Intriguing tales from Canada's Northwest Territories

For eons, Fort Simpson has been a gathering place – for Dene, Métis, traders and more. ...

A century after two gold-seeking siblings were found beheaded, a Northern mystery endures....

From gurgling pourovers to thundering plumes, these waterfalls are a marvel to behold.

Experience a once in a lifetime northern Canada adventure! Drive the Mackenzie Highway, boat the Mackenzie River and fly into the Nahanni National Park Reserve. The highlights of this tour include experiencing genuine Aboriginal culture, the 300km drive from...

Extend your trip to Fort Simpson with a visit to our Dene Camp, K'iyeli. We have options available for an afternoon, or overnight experience. You will learn about the people who have lived in the territory for thousands of years, staying near the old Fork of the...

Join us for an unforgettable experience on the mighty Mackenzie River. Day trips are available for a full or half day. Exceptional nature and wildlife viewing, fishing, hiking and historical tours are available. We will stop at Green Island and Ghost Island to hear...

On the floodplain where the Liard River flows into the great Mackenzie, Pope John Paul II held mass for the Indigenous people of Canada nearly three decades ago. Thousands gathered as the world turned its eyes toward the Northwest Territories. Today the scenic...

This idyllic park overlooks the confluence of the Mackenzie and Liard rivers, yet is within walking distance of the centre of town. The adjoining Papal Site commemorates the 1987 visit of Pope John Paul ll. This is a great location for bird-watching,...

Within easy walking distance of downtown Fort Simpson, the Seven Spruce Golf Course in features rolling, grassy fairways and a laid-back vibe.
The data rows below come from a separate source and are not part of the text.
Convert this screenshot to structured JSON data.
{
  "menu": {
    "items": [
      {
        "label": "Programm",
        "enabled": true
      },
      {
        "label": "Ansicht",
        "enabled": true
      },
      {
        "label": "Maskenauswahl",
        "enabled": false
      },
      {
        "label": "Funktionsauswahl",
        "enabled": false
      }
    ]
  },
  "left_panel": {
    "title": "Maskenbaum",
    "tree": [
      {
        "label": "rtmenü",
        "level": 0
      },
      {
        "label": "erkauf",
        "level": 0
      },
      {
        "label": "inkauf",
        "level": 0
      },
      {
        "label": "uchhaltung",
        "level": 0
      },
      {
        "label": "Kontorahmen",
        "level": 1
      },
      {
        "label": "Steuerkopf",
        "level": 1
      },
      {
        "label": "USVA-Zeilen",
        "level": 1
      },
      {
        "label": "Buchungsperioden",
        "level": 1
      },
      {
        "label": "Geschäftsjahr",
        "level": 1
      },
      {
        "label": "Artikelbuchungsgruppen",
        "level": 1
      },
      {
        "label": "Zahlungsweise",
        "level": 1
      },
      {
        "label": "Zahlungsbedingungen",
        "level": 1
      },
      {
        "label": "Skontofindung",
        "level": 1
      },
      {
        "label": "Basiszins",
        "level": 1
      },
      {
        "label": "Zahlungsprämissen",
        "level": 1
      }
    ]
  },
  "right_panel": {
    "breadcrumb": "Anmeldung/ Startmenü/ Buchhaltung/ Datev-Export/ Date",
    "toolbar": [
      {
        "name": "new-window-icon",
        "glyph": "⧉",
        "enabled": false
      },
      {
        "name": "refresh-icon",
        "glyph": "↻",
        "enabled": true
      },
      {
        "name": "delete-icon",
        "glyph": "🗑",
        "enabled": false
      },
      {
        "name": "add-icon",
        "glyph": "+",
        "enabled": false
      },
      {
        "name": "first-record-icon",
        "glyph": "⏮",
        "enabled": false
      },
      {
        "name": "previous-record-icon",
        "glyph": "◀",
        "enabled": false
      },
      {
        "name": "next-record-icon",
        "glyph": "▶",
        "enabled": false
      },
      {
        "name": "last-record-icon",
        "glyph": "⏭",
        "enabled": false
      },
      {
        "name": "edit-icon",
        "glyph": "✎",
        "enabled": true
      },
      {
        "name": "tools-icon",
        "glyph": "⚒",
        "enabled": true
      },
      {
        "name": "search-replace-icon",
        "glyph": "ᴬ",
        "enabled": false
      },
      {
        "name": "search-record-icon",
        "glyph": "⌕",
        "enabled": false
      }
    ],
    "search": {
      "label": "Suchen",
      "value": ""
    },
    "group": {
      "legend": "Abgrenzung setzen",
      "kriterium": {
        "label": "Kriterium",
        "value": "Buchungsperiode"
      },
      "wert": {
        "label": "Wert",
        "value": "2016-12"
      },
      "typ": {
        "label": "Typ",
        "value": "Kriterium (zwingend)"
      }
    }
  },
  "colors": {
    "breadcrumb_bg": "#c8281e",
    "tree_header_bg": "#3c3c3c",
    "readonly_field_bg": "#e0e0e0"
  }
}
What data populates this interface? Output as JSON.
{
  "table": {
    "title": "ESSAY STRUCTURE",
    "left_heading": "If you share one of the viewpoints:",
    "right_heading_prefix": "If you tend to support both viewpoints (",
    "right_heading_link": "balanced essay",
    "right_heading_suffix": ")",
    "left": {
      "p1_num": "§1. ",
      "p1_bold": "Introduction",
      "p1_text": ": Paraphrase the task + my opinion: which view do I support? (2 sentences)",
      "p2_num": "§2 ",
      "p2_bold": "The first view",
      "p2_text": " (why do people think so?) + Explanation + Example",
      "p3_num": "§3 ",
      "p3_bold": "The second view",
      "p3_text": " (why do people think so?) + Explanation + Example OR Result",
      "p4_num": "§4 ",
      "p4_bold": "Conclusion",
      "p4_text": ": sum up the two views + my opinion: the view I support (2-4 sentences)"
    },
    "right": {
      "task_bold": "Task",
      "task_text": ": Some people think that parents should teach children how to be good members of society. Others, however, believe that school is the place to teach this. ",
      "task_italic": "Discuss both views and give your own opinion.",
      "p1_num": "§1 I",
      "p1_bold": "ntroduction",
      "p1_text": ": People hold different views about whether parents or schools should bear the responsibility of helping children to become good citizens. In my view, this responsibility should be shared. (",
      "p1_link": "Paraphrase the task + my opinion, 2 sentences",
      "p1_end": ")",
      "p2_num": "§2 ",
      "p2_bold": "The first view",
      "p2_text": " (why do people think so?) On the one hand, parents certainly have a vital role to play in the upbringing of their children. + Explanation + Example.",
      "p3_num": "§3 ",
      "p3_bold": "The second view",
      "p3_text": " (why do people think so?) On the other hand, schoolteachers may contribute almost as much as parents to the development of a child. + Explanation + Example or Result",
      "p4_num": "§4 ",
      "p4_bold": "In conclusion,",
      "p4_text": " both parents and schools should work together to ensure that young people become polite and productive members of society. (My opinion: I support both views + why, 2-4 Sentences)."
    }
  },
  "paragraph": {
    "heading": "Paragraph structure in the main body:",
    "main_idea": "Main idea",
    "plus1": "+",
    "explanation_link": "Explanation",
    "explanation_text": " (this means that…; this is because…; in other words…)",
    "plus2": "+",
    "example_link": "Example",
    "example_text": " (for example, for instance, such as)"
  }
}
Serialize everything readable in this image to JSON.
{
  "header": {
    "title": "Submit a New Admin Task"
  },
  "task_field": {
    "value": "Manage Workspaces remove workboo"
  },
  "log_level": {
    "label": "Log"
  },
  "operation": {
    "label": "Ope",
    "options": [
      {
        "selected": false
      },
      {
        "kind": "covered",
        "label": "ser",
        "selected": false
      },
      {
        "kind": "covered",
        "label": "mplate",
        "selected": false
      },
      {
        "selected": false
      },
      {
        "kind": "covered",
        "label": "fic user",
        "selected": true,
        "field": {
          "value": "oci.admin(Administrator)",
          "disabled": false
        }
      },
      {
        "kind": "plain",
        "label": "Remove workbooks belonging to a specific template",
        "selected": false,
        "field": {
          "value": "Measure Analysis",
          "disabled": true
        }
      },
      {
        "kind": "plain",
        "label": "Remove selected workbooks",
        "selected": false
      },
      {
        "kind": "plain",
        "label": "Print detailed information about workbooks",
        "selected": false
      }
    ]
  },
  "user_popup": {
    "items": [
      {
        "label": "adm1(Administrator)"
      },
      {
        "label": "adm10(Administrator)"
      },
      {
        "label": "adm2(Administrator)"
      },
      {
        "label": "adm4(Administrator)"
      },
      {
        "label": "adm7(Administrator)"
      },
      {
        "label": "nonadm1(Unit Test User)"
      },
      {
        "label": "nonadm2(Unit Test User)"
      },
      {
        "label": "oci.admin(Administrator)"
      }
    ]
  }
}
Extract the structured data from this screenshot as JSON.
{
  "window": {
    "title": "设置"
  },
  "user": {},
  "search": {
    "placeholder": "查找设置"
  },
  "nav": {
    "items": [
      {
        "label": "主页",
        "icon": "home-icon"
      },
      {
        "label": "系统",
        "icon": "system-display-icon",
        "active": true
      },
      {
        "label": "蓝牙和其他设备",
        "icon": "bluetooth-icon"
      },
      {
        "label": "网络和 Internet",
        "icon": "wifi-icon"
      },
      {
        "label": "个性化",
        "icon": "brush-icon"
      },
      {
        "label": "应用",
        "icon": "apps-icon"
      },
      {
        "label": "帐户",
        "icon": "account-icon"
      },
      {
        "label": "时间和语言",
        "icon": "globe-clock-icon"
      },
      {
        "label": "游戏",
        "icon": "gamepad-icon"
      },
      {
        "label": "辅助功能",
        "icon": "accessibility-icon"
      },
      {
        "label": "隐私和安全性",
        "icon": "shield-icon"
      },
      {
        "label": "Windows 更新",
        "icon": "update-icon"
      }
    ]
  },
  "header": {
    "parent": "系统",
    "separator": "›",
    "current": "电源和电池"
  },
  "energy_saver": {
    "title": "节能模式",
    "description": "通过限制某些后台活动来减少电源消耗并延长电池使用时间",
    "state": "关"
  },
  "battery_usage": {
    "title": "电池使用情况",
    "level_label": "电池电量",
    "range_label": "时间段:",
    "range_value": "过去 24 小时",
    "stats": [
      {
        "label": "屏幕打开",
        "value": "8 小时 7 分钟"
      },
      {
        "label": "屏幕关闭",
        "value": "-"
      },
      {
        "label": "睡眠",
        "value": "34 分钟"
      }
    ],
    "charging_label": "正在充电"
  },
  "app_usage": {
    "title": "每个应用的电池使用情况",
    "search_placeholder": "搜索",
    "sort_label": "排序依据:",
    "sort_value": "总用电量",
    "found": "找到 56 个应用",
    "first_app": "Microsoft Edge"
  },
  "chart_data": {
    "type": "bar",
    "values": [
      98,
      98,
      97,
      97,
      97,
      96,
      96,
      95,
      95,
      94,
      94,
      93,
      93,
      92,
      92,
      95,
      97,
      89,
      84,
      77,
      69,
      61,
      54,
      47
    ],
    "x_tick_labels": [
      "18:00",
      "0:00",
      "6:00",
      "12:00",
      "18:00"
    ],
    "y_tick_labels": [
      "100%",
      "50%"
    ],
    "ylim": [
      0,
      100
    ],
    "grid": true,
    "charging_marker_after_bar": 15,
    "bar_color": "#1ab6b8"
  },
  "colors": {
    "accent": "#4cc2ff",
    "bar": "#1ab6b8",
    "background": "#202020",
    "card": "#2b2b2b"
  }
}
Rent clubs and tackle the sun-soaked nine-hole course or put up your feet in the clubhouse for a relaxing afternoon.

Built in 1936, this one-and-a-half storey squared-log dwelling overlooks the Papal Flats in Fort Simpson. An excellent example of Metis architecture, it is located at the southern edge of the original Hudson’s Bay Company compound and is an...

On the flats at the southwestern end of Fort Simpson Island, for centuries Dene gathered at this site during their seasonal rounds to allocate land use, arrange marriages, resolve disputes, hold puberty rites, undertake ceremonies of healing and thanksgiving...

​The Lafferty House is a one-and-a-half storey squared-log dwelling built circa 1929,  located at the north end of the village of Fort Simpson, close to the waterfront. It was built by the Laffertys, a proud Metis family who have been in the Fort Simpson...

Legendary prospector Albert Faille spent his life hutning for gold in the Nahanni Mountains. Each spring from the 1950s until his death in 1973 he journeyed up the Liard and Nahanni rivers from his home in Fort Simpson, portaging around the...

On September 20, 1987, on the flats where the Mackenzie and Liard Rivers flow together above Fort Simpson, as many as 4,000 people – mostly Dene – gathered to welcome Pope John Paul II. It was the first time any pope had ever visited an Aboriginal community. His...